WORK TO BE COMPLETED
Set the entries down again exactly; none may be skipped.

RECORDS SUPPLIED
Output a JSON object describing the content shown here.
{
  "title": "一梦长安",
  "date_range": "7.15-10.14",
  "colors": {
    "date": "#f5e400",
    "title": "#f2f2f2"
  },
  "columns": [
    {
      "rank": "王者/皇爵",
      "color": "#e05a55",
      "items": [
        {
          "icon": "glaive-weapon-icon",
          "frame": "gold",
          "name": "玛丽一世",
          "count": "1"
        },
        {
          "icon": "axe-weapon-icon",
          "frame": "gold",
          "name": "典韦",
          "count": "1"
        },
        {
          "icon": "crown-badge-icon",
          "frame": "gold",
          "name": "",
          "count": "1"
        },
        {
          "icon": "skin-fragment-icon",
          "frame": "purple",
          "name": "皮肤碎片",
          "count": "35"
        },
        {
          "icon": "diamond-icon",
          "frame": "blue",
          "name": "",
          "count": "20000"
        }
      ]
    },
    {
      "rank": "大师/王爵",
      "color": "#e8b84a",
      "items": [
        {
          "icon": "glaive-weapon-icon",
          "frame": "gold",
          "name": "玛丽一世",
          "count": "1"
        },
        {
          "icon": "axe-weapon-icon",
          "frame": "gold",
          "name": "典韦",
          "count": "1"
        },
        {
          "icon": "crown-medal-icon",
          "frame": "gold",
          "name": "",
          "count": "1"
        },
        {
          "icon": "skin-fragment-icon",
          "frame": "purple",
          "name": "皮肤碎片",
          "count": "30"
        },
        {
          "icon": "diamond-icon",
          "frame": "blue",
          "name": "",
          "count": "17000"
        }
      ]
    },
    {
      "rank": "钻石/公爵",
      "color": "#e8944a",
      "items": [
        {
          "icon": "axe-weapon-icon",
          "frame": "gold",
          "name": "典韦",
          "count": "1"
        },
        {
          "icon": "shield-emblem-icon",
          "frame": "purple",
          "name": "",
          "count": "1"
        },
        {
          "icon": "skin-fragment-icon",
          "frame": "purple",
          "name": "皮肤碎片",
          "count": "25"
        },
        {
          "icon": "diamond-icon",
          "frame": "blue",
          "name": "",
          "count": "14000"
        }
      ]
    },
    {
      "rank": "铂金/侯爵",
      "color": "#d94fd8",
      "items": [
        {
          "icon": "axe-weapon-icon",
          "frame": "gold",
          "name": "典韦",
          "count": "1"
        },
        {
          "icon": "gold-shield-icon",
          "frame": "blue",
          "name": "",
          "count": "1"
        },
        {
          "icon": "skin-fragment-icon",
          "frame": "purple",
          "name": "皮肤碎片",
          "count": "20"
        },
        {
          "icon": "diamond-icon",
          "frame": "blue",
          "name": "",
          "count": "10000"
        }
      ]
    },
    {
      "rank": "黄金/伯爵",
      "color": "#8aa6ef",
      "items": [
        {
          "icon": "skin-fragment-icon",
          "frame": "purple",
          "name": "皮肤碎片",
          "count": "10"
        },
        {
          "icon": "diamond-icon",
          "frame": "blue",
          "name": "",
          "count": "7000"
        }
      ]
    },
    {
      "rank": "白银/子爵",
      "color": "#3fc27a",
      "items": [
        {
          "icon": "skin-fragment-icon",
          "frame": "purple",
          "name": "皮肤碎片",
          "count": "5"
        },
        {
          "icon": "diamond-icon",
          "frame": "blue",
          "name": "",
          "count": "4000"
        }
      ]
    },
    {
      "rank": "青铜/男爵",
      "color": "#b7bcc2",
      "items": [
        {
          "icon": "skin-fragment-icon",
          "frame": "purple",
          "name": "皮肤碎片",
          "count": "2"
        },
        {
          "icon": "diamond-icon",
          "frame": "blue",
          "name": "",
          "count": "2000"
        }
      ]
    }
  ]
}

RESULT OF THE TASK
Output a JSON object describing the content shown here.
{
  "title": "一梦长安",
  "date_range": "7.15-10.14",
  "colors": {
    "date": "#f5e400",
    "title": "#f2f2f2"
  },
  "columns": [
    {
      "rank": "王者/皇爵",
      "color": "#e05a55",
      "items": [
        {
          "icon": "glaive-weapon-icon",
          "frame": "gold",
          "name": "玛丽一世",
          "count": "1"
        },
        {
          "icon": "axe-weapon-icon",
          "frame": "gold",
          "name": "典韦",
          "count": "1"
        },
        {
          "icon": "crown-badge-icon",
          "frame": "gold",
          "name": "",
          "count": "1"
        },
        {
          "icon": "skin-fragment-icon",
          "frame": "purple",
          "name": "皮肤碎片",
          "count": "35"
        },
        {
          "icon": "diamond-icon",
          "frame": "blue",
          "name": "",
          "count": "20000"
        }
      ]
    },
    {
      "rank": "大师/王爵",
      "color": "#e8b84a",
      "items": [
        {
          "icon": "glaive-weapon-icon",
          "frame": "gold",
          "name": "玛丽一世",
          "count": "1"
        },
        {
          "icon": "axe-weapon-icon",
          "frame": "gold",
          "name": "典韦",
          "count": "1"
        },
        {
          "icon": "crown-medal-icon",
          "frame": "gold",
          "name": "",
          "count": "1"
        },
        {
          "icon": "skin-fragment-icon",
          "frame": "purple",
          "name": "皮肤碎片",
          "count": "30"
        },
        {
          "icon": "diamond-icon",
          "frame": "blue",
          "name": "",
          "count": "17000"
        }
      ]
    },
    {
      "rank": "钻石/公爵",
      "color": "#e8944a",
      "items": [
        {
          "icon": "axe-weapon-icon",
          "frame": "gold",
          "name": "典韦",
          "count": "1"
        },
        {
          "icon": "shield-emblem-icon",
          "frame": "purple",
          "name": "",
          "count": "1"
        },
        {
          "icon": "skin-fragment-icon",
          "frame": "purple",
          "name": "皮肤碎片",
          "count": "25"
        },
        {
          "icon": "diamond-icon",
          "frame": "blue",
          "name": "",
          "count": "14000"
        }
      ]
    },
    {
      "rank": "铂金/侯爵",
      "color": "#d94fd8",
      "items": [
        {
          "icon": "axe-weapon-icon",
          "frame": "gold",
          "name": "典韦",
          "count": "1"
        },
        {
          "icon": "gold-shield-icon",
          "frame": "blue",
          "name": "",
          "count": "1"
        },
        {
          "icon": "skin-fragment-icon",
          "frame": "purple",
          "name": "皮肤碎片",
          "count": "20"
        },
        {
          "icon": "diamond-icon",
          "frame": "blue",
          "name": "",
          "count": "10000"
        }
      ]
    },
    {
      "rank": "黄金/伯爵",
      "color": "#8aa6ef",
      "items": [
        {
          "icon": "skin-fragment-icon",
          "frame": "purple",
          "name": "皮肤碎片",
          "count": "10"
        },
        {
          "icon": "diamond-icon",
          "frame": "blue",
          "name": "",
          "count": "7000"
        }
      ]
    },
    {
      "rank": "白银/子爵",
      "color": "#3fc27a",
      "items": [
        {
          "icon": "skin-fragment-icon",
          "frame": "purple",
          "name": "皮肤碎片",
          "count": "5"
        },
        {
          "icon": "diamond-icon",
          "frame": "blue",
          "name": "",
          "count": "4000"
        }
      ]
    },
    {
      "rank": "青铜/男爵",
      "color": "#b7bcc2",
      "items": [
        {
          "icon": "skin-fragment-icon",
          "frame": "purple",
          "name": "皮肤碎片",
          "count": "2"
        },
        {
          "icon": "diamond-icon",
          "frame": "blue",
          "name": "",
          "count": "2000"
        }
      ]
    }
  ]
}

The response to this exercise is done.